YOUR TASK: In the entries below, every line with the string "minutes" is to be reported.

THE INPUT:
-------------------------

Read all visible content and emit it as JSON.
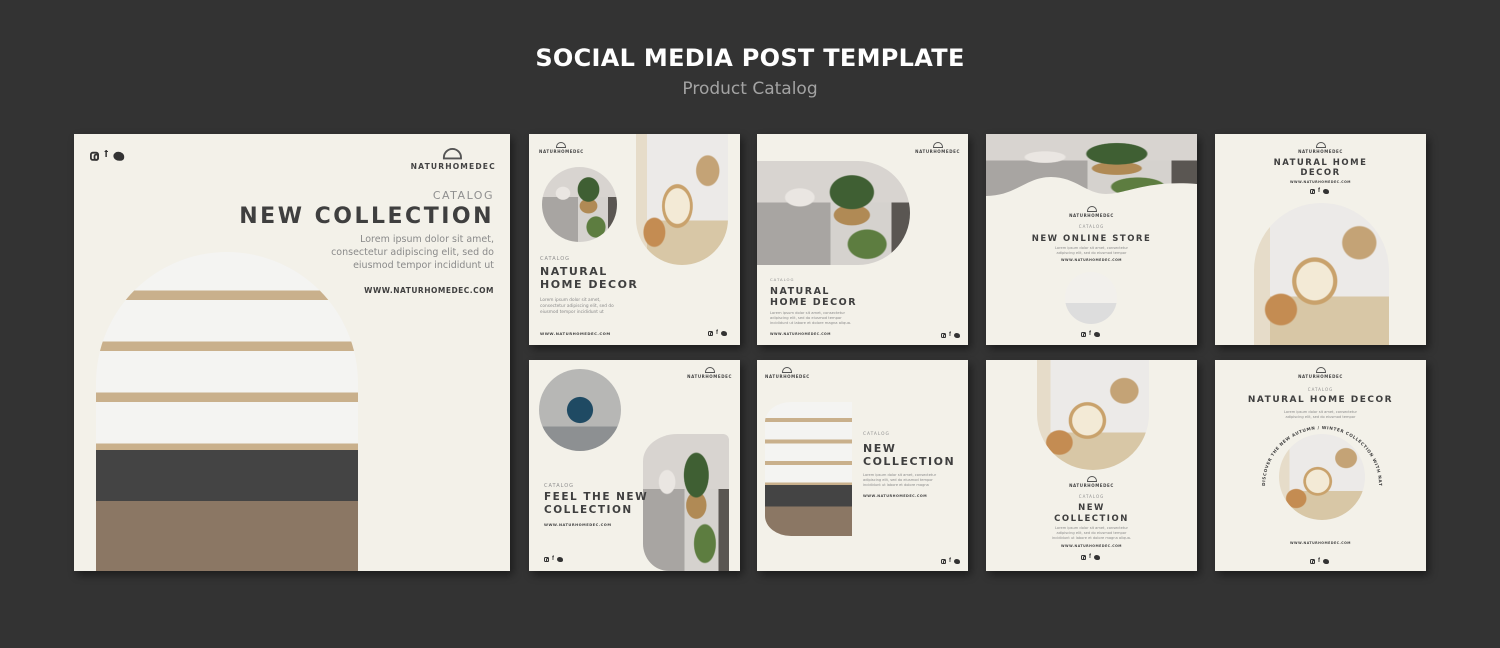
{
  "header": {
    "title": "SOCIAL MEDIA POST TEMPLATE",
    "subtitle": "Product Catalog"
  },
  "brand": "NATURHOMEDEC",
  "url": "WWW.NATURHOMEDEC.COM",
  "catalog": "CATALOG",
  "social_icons": [
    "instagram-icon",
    "facebook-icon",
    "twitter-icon"
  ],
  "colors": {
    "background": "#333333",
    "card": "#f3f1e9",
    "heading": "#3f3f3f",
    "muted": "#8f8f8f"
  },
  "posts": [
    {
      "title": "NEW COLLECTION",
      "body": "Lorem ipsum dolor sit amet, consectetur adipiscing elit, sed do eiusmod tempor incididunt ut"
    },
    {
      "title_lines": [
        "NATURAL",
        "HOME DECOR"
      ],
      "body": "Lorem ipsum dolor sit amet, consectetur adipiscing elit, sed do eiusmod tempor incididunt ut"
    },
    {
      "title_lines": [
        "NATURAL",
        "HOME DECOR"
      ],
      "body": "Lorem ipsum dolor sit amet, consectetur adipiscing elit, sed do eiusmod tempor incididunt ut labore et dolore magna aliqua."
    },
    {
      "title": "NEW ONLINE STORE",
      "body": "Lorem ipsum dolor sit amet, consectetur adipiscing elit, sed do eiusmod tempor"
    },
    {
      "title_lines": [
        "NATURAL HOME",
        "DECOR"
      ]
    },
    {
      "title_lines": [
        "FEEL THE NEW",
        "COLLECTION"
      ]
    },
    {
      "title_lines": [
        "NEW",
        "COLLECTION"
      ],
      "body": "Lorem ipsum dolor sit amet, consectetur adipiscing elit, sed do eiusmod tempor incididunt ut labore et dolore magna"
    },
    {
      "title_lines": [
        "NEW",
        "COLLECTION"
      ],
      "body": "Lorem ipsum dolor sit amet, consectetur adipiscing elit, sed do eiusmod tempor incididunt ut labore et dolore magna aliqua."
    },
    {
      "title": "NATURAL HOME DECOR",
      "body": "Lorem ipsum dolor sit amet, consectetur adipiscing elit, sed do eiusmod tempor",
      "ring_text": "DISCOVER THE NEW AUTUMN / WINTER COLLECTION WITH NATURAL AND RECYCLED MATERIALS"
    }
  ]
}
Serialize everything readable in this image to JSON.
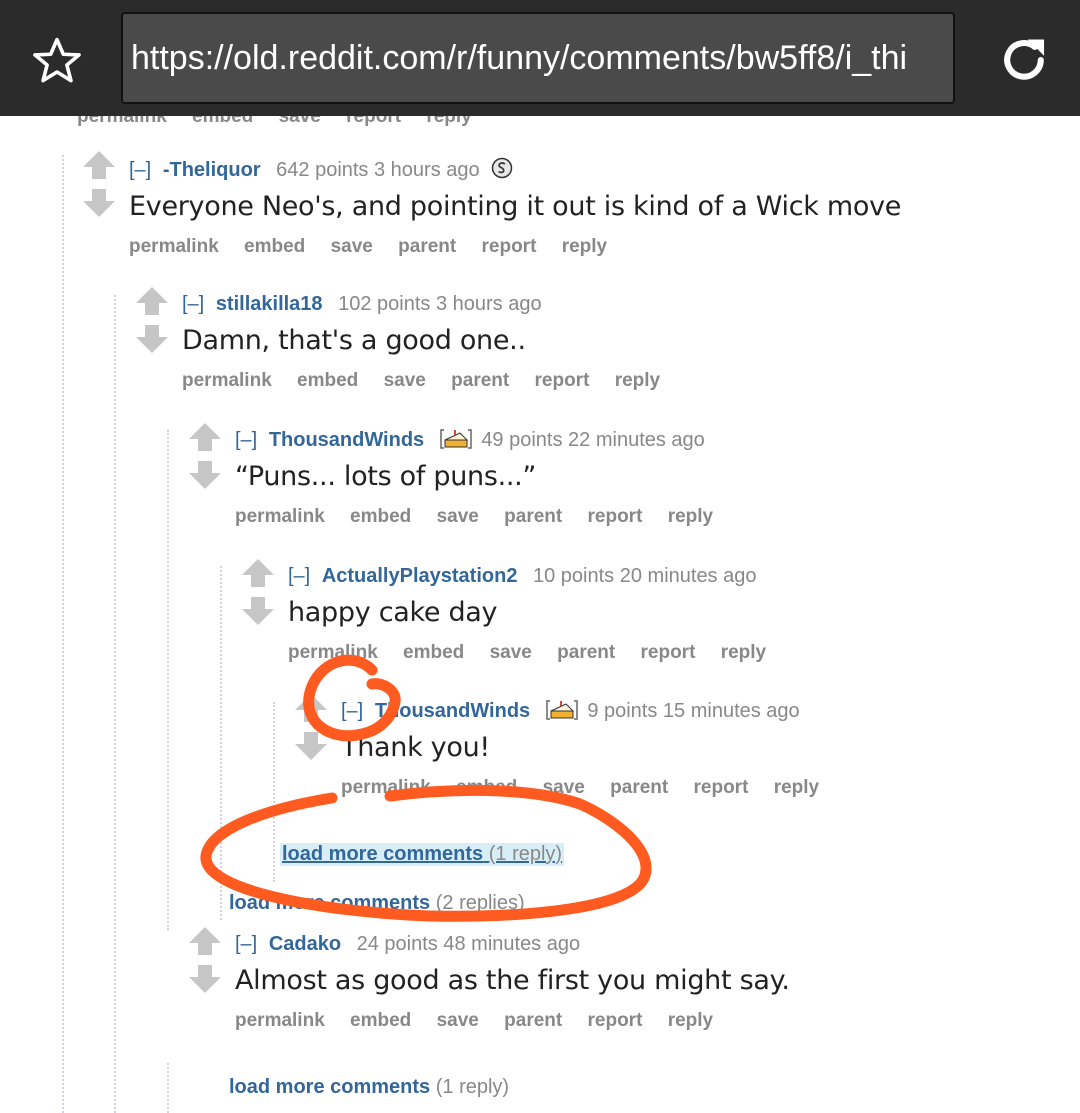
{
  "browser": {
    "url": "https://old.reddit.com/r/funny/comments/bw5ff8/i_thi",
    "star_icon": "star-outline-icon",
    "reload_icon": "reload-icon"
  },
  "partial_links": [
    "permalink",
    "embed",
    "save",
    "report",
    "reply"
  ],
  "colors": {
    "topbar": "#2b2b2b",
    "link_blue": "#336699",
    "annotation": "#ff5a1f"
  },
  "comments": [
    {
      "collapse": "[–]",
      "author": "-Theliquor",
      "meta": "642 points 3 hours ago",
      "body": "Everyone Neo's, and pointing it out is kind of a Wick move",
      "buttons": [
        "permalink",
        "embed",
        "save",
        "parent",
        "report",
        "reply"
      ]
    },
    {
      "collapse": "[–]",
      "author": "stillakilla18",
      "meta": "102 points 3 hours ago",
      "body": "Damn, that's a good one..",
      "buttons": [
        "permalink",
        "embed",
        "save",
        "parent",
        "report",
        "reply"
      ]
    },
    {
      "collapse": "[–]",
      "author": "ThousandWinds",
      "meta": "49 points 22 minutes ago",
      "body": "“Puns... lots of puns...”",
      "buttons": [
        "permalink",
        "embed",
        "save",
        "parent",
        "report",
        "reply"
      ]
    },
    {
      "collapse": "[–]",
      "author": "ActuallyPlaystation2",
      "meta": "10 points 20 minutes ago",
      "body": "happy cake day",
      "buttons": [
        "permalink",
        "embed",
        "save",
        "parent",
        "report",
        "reply"
      ]
    },
    {
      "collapse": "[–]",
      "author": "ThousandWinds",
      "meta": "9 points 15 minutes ago",
      "body": "Thank you!",
      "buttons": [
        "permalink",
        "embed",
        "save",
        "parent",
        "report",
        "reply"
      ]
    },
    {
      "collapse": "[–]",
      "author": "Cadako",
      "meta": "24 points 48 minutes ago",
      "body": "Almost as good as the first you might say.",
      "buttons": [
        "permalink",
        "embed",
        "save",
        "parent",
        "report",
        "reply"
      ]
    }
  ],
  "load_more": [
    {
      "link": "load more comments",
      "count": "(1 reply)"
    },
    {
      "link": "load more comments",
      "count": "(2 replies)"
    },
    {
      "link": "load more comments",
      "count": "(1 reply)"
    }
  ]
}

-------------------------

ANSWER SECTION:
      "meta": "49 points 22 minutes ago",
      "meta": "10 points 20 minutes ago",
      "meta": "9 points 15 minutes ago",
      "meta": "24 points 48 minutes ago",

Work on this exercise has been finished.